Charles Patton examines how in order to launch a project and create a sense of urgency organizations must describe the results that are expected to be achieved: this is the “WHAT”. Answering the question WHAT does not describe the journey, rather it’s the destination. It’s “knowing where you are going “and this is a critical step to achieving buy in.
This article is reprinted with permission from the October issue of PSX: The Exchange for People Strategy, an eMagazine that brings you cutting edge views and perspectives on all things related to people strategy.
This is the second in a series of articles that will assist you in successfully utilizing Grahall’s On-Line solutions. These solution “Roadmaps” are designed to give you a foundation for undertaking major Human Capital projects on your own or providing you with a comprehensive overview that can be used as a tool to evaluate and measure the progress of your work partner if you have decided to outsource phases of the project.

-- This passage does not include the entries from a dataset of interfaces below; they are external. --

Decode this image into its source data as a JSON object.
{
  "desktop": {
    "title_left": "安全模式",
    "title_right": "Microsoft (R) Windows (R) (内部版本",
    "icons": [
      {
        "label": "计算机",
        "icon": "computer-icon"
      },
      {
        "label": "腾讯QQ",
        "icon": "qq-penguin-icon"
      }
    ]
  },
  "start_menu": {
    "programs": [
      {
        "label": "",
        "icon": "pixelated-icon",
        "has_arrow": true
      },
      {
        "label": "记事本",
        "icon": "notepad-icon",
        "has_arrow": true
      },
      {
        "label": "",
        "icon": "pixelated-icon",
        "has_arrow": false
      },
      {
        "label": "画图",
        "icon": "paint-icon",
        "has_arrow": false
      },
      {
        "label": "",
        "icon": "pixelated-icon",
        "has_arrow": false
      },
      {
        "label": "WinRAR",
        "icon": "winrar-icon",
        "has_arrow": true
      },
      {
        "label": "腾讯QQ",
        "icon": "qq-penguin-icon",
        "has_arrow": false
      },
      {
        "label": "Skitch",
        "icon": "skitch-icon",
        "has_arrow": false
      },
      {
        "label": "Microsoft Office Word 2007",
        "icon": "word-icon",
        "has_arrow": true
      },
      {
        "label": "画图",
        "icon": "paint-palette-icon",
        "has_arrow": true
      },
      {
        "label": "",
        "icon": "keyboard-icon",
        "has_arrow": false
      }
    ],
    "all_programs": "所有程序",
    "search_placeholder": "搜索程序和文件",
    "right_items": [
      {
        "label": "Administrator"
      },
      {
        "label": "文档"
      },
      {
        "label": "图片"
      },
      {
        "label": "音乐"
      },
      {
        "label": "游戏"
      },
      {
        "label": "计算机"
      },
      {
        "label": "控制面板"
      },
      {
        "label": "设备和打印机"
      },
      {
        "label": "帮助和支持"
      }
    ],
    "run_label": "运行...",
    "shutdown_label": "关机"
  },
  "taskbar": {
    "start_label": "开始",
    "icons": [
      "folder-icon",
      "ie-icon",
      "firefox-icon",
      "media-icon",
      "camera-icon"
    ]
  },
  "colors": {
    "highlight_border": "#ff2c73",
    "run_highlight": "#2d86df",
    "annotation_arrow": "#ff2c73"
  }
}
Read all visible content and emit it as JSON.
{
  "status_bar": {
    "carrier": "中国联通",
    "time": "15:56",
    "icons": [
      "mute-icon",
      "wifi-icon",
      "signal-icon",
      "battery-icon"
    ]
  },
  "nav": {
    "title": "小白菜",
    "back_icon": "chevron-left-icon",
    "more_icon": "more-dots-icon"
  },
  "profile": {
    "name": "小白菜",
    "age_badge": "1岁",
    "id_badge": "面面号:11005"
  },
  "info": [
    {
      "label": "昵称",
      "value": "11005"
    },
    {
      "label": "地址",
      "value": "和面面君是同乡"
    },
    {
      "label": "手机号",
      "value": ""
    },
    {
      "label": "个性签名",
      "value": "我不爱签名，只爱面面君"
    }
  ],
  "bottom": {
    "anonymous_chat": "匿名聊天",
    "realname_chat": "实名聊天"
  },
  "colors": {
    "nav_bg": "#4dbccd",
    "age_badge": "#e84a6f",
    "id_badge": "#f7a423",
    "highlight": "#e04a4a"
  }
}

As the title implies, years of consulting experience with public institutions and private corporations of all sizes and industries has led us to discover a pattern and order to successful implementation of Human Capital projects. Like the “7 Habits of Highly Successful People” we have found that there is a general formula that works. And just like a cooking recipe, the order of activities is important! Omitting seemingly unimportant process steps can be disastrous. For example: in some cooking recipes there is a “resting” step: a point in the process where you are expected to do apparently nothing! Just let the bread rise; the Jello set, the cake cool before applying the icing. You get the point. Hurrying past even the do nothing steps actually causes failure.
I encourage you to examine some of the Grahall On-Line solutions. You will find that each item addresses at least one of the seven steps to successful projects – the ability to answer Why?, What?, Where?, How?, When? By Whom? For Whom?. This seemingly obvious check list should be applied liberally and often.
The answer to the question “WHY” you are undertaking a project fundamentally identifies the motivation to do the project. We discussed that in some detail in last month’s PSX. You can access that article here Now that you (or your organization) is beyond the struggle to provide answers to the broad WHY? question, and there is evidence of agreement, commitment and/or confidence within the organization that the project is necessary, we are ready to move forward with Step Two…
This month we examine the question of WHAT. “WHAT” describes the end results you expect to achieve. It is not a list of the separate activities undertaken along the way. WHAT is not the journey, it’s the destination. Some refer to this as the “knowing where you are going” step to describe the destination, the end result.
Re-State the starting point: Begin with describing, where you are now (the starting point). This simple acknowledgement demonstrates that you understand the resources likely required to achieve your objective. At Grahall we describe this as the capabilities assessment which is a part of every project. Doing and sharing the results of this assessment gives your stakeholders a reference point to understand a project’s progress and builds confidence that you know WHAT you are doing.
Include the Expected Stats: It is very important to communicate in as much detail as possible the expected results. If the relative data is not yet available, acknowledge that further study is needed and more information will be forthcoming. There are potential pitfalls in avoiding or omitting the specifics…
In order to launch a project and create a sense of urgency organizations may make an announcement about the project including a vague description of the expected end result. For example, increase sales, cut costs, grow membership: while these results might give some sense of the project’s focus and general direction, they do not provide effective progress measurement tools which are essential to success.
Stakeholders will only accept a vague description of WHAT you expect to accomplish for a short period of time. In fact, lack of specificity might be seen by some stakeholders as evidence that as project leader you do not know what you are doing or where you are going. Lack of specificity can erode confidence in leadership and support for the project right out of the gate, dooming the project before it begins.
Some project leaders are tempted to omit details about WHAT they expect to accomplish. Perhaps they consider the open-ended as leaving one open to greater chance of opportunity. Avoid falling into this trap. As Yogi Barra famously said, “If you don’t know where you are going, you’ll end up someplace else”. It is near impossible to generate support, enthusiasm, and a sense of urgency for a vague destination.
Communication: Again, last month I discussed the motivation phase for a project in addressing the WHY question. If you read my first article on the “7 Steps for Successful Projects” you may have noticed a pattern emerging. In addition to the diagnostic, analysis, planning, and decision making activities that are inherent in any project it is critical that you communicate with your project stakeholders.
In this article I’ve addressed the need to communicate the details of the WHAT you expect to accomplish with the project. As most meaningful projects don’t get approved without some sense of the HOW being described, next month, I will address the HOW question – what activities need to be undertaken to accomplish the desired result.
Charles Patton can be reached at Charles.Patton@grahall.com